 So how does one handle this situation?  What is the right course of action?  No-dose?  Perhaps pick up a speed habit?  Sometimes I look longingly at my boyfriend to try to pass him the hint that it is time to go, and sometimes I use the “golly, what time is it?” line; but usually I just sit back and try to relax (something, that as an American, I have trouble doing).  I try to remember that my hosts are kind and gracious and would gladly keep me overnight at the table if I were so inclined. 

 So, my advice?  Enjoy your meal (which you undoubtedly will in France), enjoy the company, and always accept coffee when it is proffered.

Small Victories

“Immersion is the best and easiest way to learn a foreign language,” everyone says.  This may be true in the long run, but in the short term it’s madness.  You have to battle anxiety just to take a walk around the neighborhood for fear that someone might speak to you.  Clearly this opinion is espoused by people who either have an unhealthy amount of self-confidence, or have never done it.  Now yes, I listened to my CDs relentlessly before coming, and I thought that I knew enough to get around, but in real life no one speaks like they do on language CDs.  Hearing a woman repeat the word ‘l’appartement’ 50 times with perfect enunciation does nothing for me when I hear people use it in conversation.  Last week, we had a maid come to clean our ‘appartement’ and she and I had so much trouble understanding each other that I eventually went to google-translate and typed my question in and showed it to her.  “Necessity is the mother of invention.”

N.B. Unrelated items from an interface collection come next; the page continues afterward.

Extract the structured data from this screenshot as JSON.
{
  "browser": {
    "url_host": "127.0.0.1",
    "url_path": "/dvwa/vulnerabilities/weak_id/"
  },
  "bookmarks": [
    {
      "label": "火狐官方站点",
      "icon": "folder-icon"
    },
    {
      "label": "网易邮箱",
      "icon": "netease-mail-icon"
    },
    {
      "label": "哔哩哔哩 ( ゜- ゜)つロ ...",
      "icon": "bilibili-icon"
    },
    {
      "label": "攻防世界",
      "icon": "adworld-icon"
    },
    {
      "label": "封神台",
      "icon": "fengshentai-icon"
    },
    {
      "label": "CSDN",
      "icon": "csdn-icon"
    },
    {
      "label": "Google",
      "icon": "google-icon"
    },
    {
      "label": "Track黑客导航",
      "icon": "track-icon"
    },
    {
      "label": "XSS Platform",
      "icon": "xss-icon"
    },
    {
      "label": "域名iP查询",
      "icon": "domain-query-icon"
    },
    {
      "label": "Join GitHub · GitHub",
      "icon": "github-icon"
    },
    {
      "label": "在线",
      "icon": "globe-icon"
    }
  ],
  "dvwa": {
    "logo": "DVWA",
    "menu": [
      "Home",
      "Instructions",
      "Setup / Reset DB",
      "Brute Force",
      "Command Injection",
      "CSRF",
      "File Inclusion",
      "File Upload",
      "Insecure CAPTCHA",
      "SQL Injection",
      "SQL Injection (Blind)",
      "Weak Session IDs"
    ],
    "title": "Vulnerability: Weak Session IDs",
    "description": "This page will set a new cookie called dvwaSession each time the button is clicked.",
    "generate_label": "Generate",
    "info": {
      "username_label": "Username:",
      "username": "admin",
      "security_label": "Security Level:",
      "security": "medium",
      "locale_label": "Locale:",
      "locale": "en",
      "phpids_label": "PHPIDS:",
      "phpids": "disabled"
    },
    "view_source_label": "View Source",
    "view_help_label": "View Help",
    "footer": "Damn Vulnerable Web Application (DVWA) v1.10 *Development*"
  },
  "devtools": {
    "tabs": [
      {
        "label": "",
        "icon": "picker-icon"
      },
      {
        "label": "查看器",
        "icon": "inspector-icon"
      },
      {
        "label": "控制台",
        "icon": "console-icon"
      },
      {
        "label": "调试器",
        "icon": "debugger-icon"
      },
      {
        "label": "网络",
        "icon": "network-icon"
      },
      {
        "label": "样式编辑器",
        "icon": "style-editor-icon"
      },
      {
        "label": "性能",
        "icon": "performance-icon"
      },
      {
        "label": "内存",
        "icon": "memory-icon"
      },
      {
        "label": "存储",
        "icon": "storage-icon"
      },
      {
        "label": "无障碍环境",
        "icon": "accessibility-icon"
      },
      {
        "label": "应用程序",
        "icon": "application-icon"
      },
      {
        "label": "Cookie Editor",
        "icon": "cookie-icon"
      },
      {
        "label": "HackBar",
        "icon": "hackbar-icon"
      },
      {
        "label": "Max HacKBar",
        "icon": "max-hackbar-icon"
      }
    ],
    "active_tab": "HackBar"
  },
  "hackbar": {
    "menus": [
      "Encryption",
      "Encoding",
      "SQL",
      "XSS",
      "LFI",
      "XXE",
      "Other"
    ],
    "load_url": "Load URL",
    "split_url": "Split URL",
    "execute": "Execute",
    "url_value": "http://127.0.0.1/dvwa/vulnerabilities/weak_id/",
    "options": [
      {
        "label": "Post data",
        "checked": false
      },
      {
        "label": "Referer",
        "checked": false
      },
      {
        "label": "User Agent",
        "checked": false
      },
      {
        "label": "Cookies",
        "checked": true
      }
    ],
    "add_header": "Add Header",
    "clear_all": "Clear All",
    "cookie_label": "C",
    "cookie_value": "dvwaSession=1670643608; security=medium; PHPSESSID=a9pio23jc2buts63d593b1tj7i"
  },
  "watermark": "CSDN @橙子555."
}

So when I arrived at my Boucher’s yesterday and he began peppering me with questions I was, understandably, unnerved.  I froze, my palms sweating, my mind racing.  Please God, don’t let me be the disappointing foreigner (insert: American) who hasn’t bothered to learn the language!  Desperately I searched my mind trying to pick up a word or two out of the sentences that I understood so that I could figure out what he was asking me (note: I would like to thank my Elementary School teachers for enforcing  the importance of context clues upon me).  Then, like the sun from behind the clouds, recognition dawned in my brain:  he wanted to know how long I had been here.  By some miracle, I answered…perfectly.  He understood me and continued with the questions until we had completed a civil and relatively informative conversation.  YES!

“Okay,” you might be thinking.  “You spoke to your butcher; that’s totally amazing.” (eye roll)

Well.  It is. 

This is one of the great things about traveling and moving overseas that no one ever tells you about and which I am finding even more true when there is a language barrier:  you get to become a child again (in the best sense, not in the ‘people telling you what to do all the time’ sense).  Managing to accomplish little tasks is a big deal and feels amazing!  When you have just moved to a new country and you are figuring things out, everything is a triumph.  When you figure out how to open your bank account or set up your cell phone; you feel impressed with yourself.  You may have lived in a large and complicated city back home, you may have street smarts, but the first time you navigate the subway or tram system in your new town you will give yourself a pat on the back.  When a stranger asks you for directions and you can give them you will feel oh-so-cool.  And yes, the first time you manage to understand what someone is saying and how to respond to them you will feel like skipping all the way home. 

It’s a beautiful reminder that travel gives you; the reminder to appreciate yourself and your ability to adapt and learn things.  The reminder to challenge yourself, come what may!  As a child we have these moments all the time; every new thing we learn fills us with a sense of pride and elation at our own ability to have accomplished something.  And why should that ever change? 

So, merci Monsieur Boucher, I appreciate the gentle reminder…oh and the caillettes were good too!